NSHE W-2 misprint suggests all system employees work for UNR

down the street
NSHE's Las Vegas office on Maryland Parkway. (Nevada Current file photo)
down the street
NSHE’s Las Vegas office on Maryland Parkway. (Nevada Current file photo)

Employees of higher education institutions that aren’t the University of Nevada Reno may have noticed something odd on their recently distributed W-2 forms.

UNR was listed as their employer.

According to an email distributed by the Nevada System of Higher Education’s payroll services department this week, all employees who received a paper copy of their 2020 W-2 from NSHE were affected by a misprint that listed UNR as their employer.

The misprint should not impact anyone’s ability to file taxes, according to the payroll services department email, which stated the W-2s filed with the Internal Revenue Service have the proper employer listed. Corrected W-2s are available digitally for employees who want it.

But it is an awkward error for an administrative system that has been accused of boosting UNR at the expense of its other university and colleges. Last year, a ballot question seeking to remove the Board of Regents from the Nevada Constitution — a move many saw as an effort to rein in a system that has not treated its institutions equally — was rejected by voters.

Democratic Gov. Steve Sisolak noted in his “state of the state” speech last month that he would be calling on NSHE and the Nevada Legislature to transition the state’s community colleges to “a new independent authority.” However, no legislation has been introduced, and few details are known.

April Corbin Girnus
April Corbin Girnus is an award-winning journalist with a decade of media experience. She has been a beat writer at Las Vegas Sun, a staff writer at LEO Weekly, web editor of Las Vegas Weekly and a blogger documenting North American bike share systems’ efforts to increase ridership in underserved communities. An occasional adjunct journalism professor, April steadfastly rejects the notion that journalism is a worthless major. Amid the Great Recession, she earned a B.A. in journalism from the University of Nevada Las Vegas, where she served as editor-in-chief of the student newspaper. She later earned an M.A. in media studies and a graduate certificate in media management from The New School for Public Engagement.

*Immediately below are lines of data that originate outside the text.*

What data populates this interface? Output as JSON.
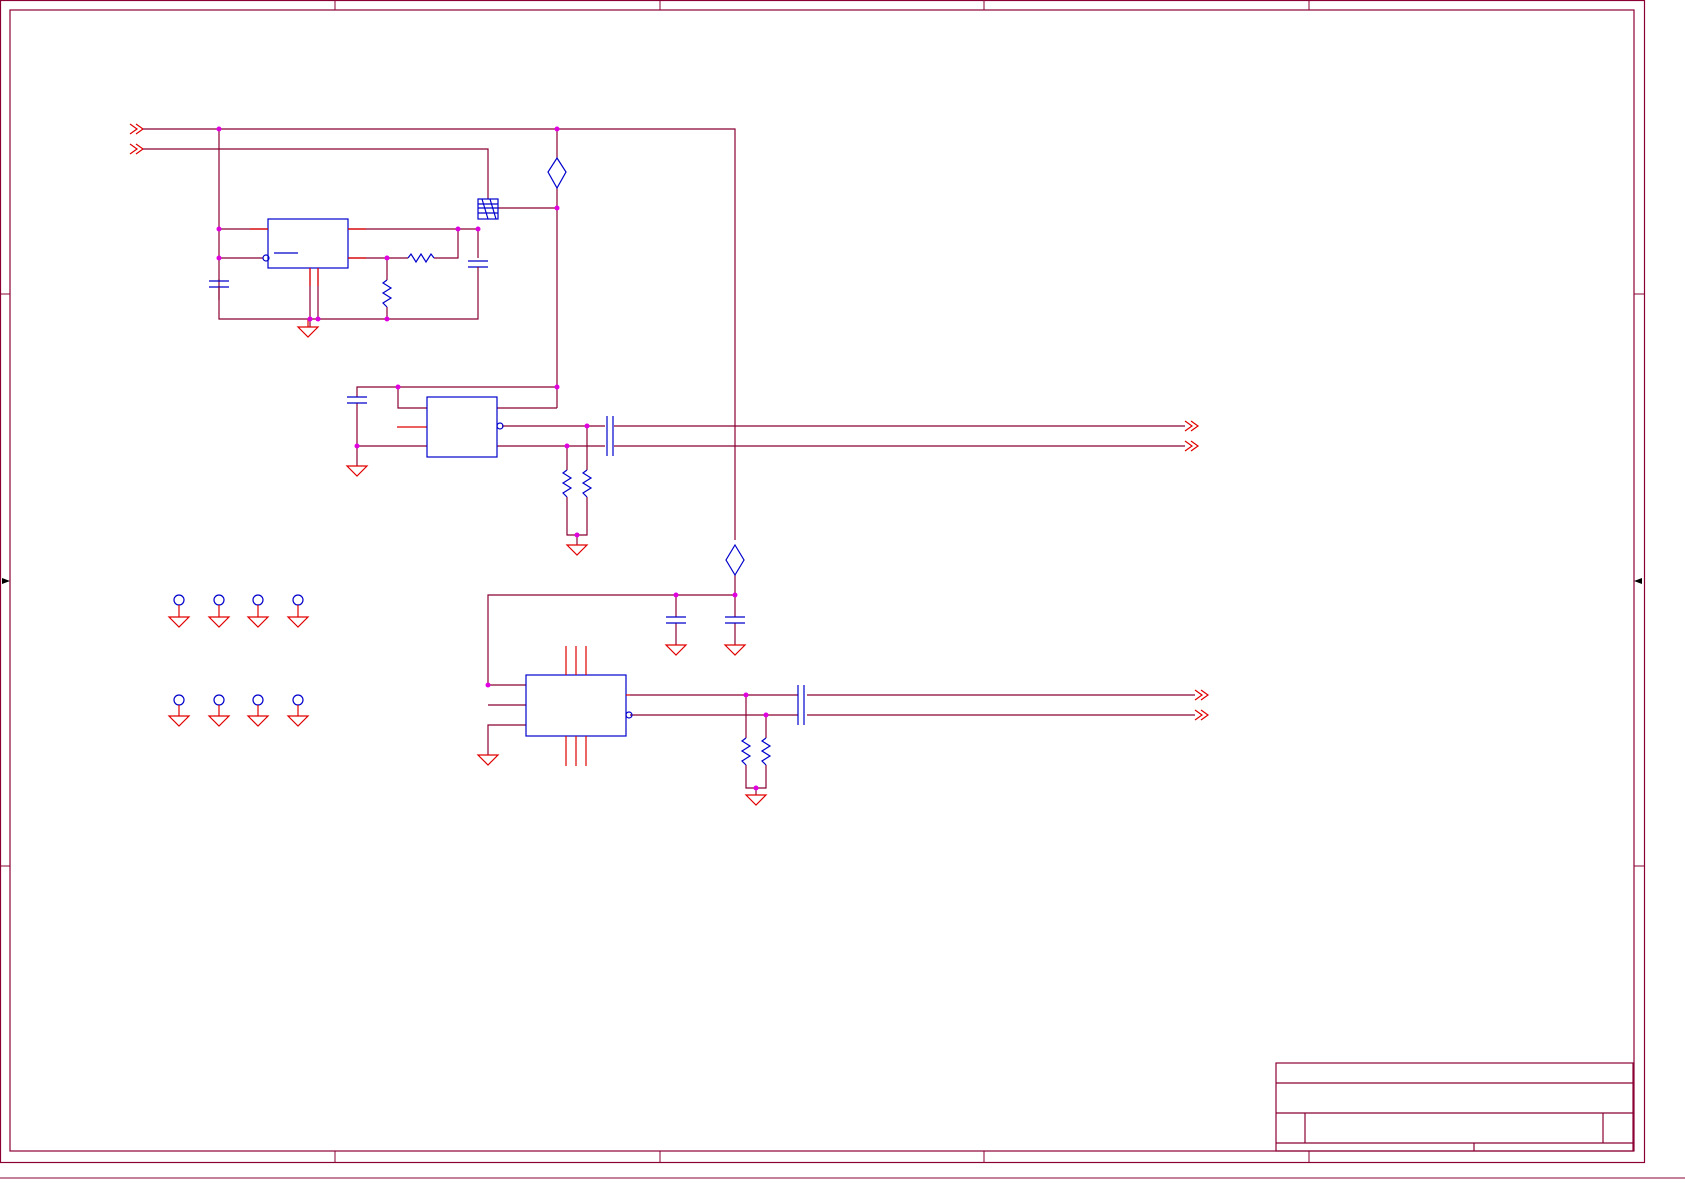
{
  "schematic": {
    "background": "#ffffff",
    "colors": {
      "wire": "#8b0033",
      "pin": "#e00000",
      "part": "#0000cc",
      "junction": "#e000e0"
    },
    "components": {
      "regulator_ic": "rectangle-with-bar",
      "buffer_ic_upper": "rectangle",
      "buffer_ic_lower": "rectangle",
      "fuses": [
        "diamond-fuse-upper",
        "diamond-fuse-lower"
      ],
      "test_points": 8
    },
    "labels": {}
  }
}
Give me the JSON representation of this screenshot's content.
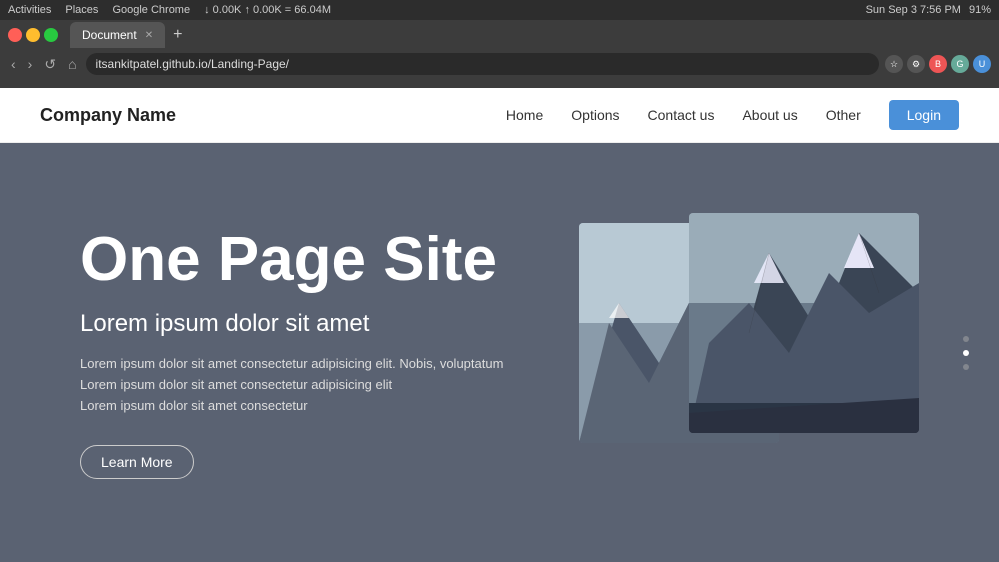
{
  "os_taskbar": {
    "left_items": [
      "Activities",
      "Places",
      "Google Chrome",
      "↓ 0.00K  ↑ 0.00K = 66.04M"
    ],
    "right_text": "Sun Sep 3   7:56 PM",
    "battery": "91%"
  },
  "browser": {
    "tab_label": "Document",
    "url": "itsankitpatel.github.io/Landing-Page/",
    "nav_back": "‹",
    "nav_forward": "›",
    "nav_reload": "↺",
    "nav_home": "⌂"
  },
  "site": {
    "logo": "Company Name",
    "nav": {
      "home": "Home",
      "options": "Options",
      "contact": "Contact us",
      "about": "About us",
      "other": "Other",
      "login": "Login"
    },
    "hero": {
      "title": "One Page Site",
      "subtitle": "Lorem ipsum dolor sit amet",
      "description_line1": "Lorem ipsum dolor sit amet consectetur adipisicing elit. Nobis, voluptatum",
      "description_line2": "Lorem ipsum dolor sit amet consectetur adipisicing elit",
      "description_line3": "Lorem ipsum dolor sit amet consectetur",
      "learn_more": "Learn More"
    },
    "dots": [
      {
        "active": false
      },
      {
        "active": true
      },
      {
        "active": false
      }
    ]
  }
}
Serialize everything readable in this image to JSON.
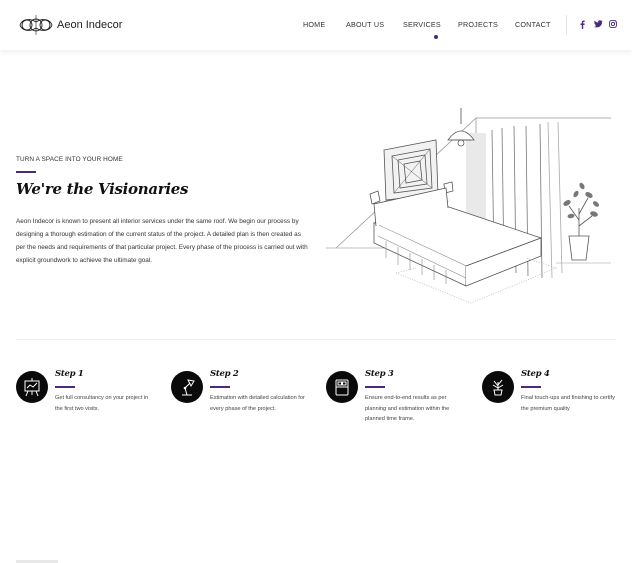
{
  "brand": {
    "name": "Aeon Indecor"
  },
  "nav": {
    "items": [
      {
        "label": "HOME",
        "active": false
      },
      {
        "label": "ABOUT US",
        "active": false
      },
      {
        "label": "SERVICES",
        "active": true
      },
      {
        "label": "PROJECTS",
        "active": false
      },
      {
        "label": "CONTACT",
        "active": false
      }
    ],
    "social": [
      "f",
      "y",
      "ig"
    ]
  },
  "hero": {
    "eyebrow": "TURN A SPACE INTO YOUR HOME",
    "title": "We're the Visionaries",
    "text": "Aeon Indecor is known to present all interior services under the same roof. We begin our process by designing a thorough estimation of the current status of the project. A detailed plan is then created as per the needs and requirements of that particular project. Every phase of the process is carried out with explicit groundwork to achieve the ultimate goal."
  },
  "steps": [
    {
      "title": "Step 1",
      "desc": "Get full consultancy on your project in the first two visits.",
      "icon": "presentation-board-icon"
    },
    {
      "title": "Step 2",
      "desc": "Estimation with detailed calculation for every phase of the project.",
      "icon": "desk-lamp-icon"
    },
    {
      "title": "Step 3",
      "desc": "Ensure end-to-end results as per planning and estimation within the planned time frame.",
      "icon": "bed-icon"
    },
    {
      "title": "Step 4",
      "desc": "Final touch-ups and finishing to certify the premium quality",
      "icon": "plant-pot-icon"
    }
  ],
  "colors": {
    "accent": "#4b2a7b",
    "icon_bg": "#0a0a0a"
  }
}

April currently serves on the board of the Society of Professional Journalists Las Vegas pro chapter. A stickler about municipal boundary lines, April enjoys teaching people about unincorporated Clark County. She grew up in Sunrise Manor and currently resides in Paradise with her husband, two children and three mutts.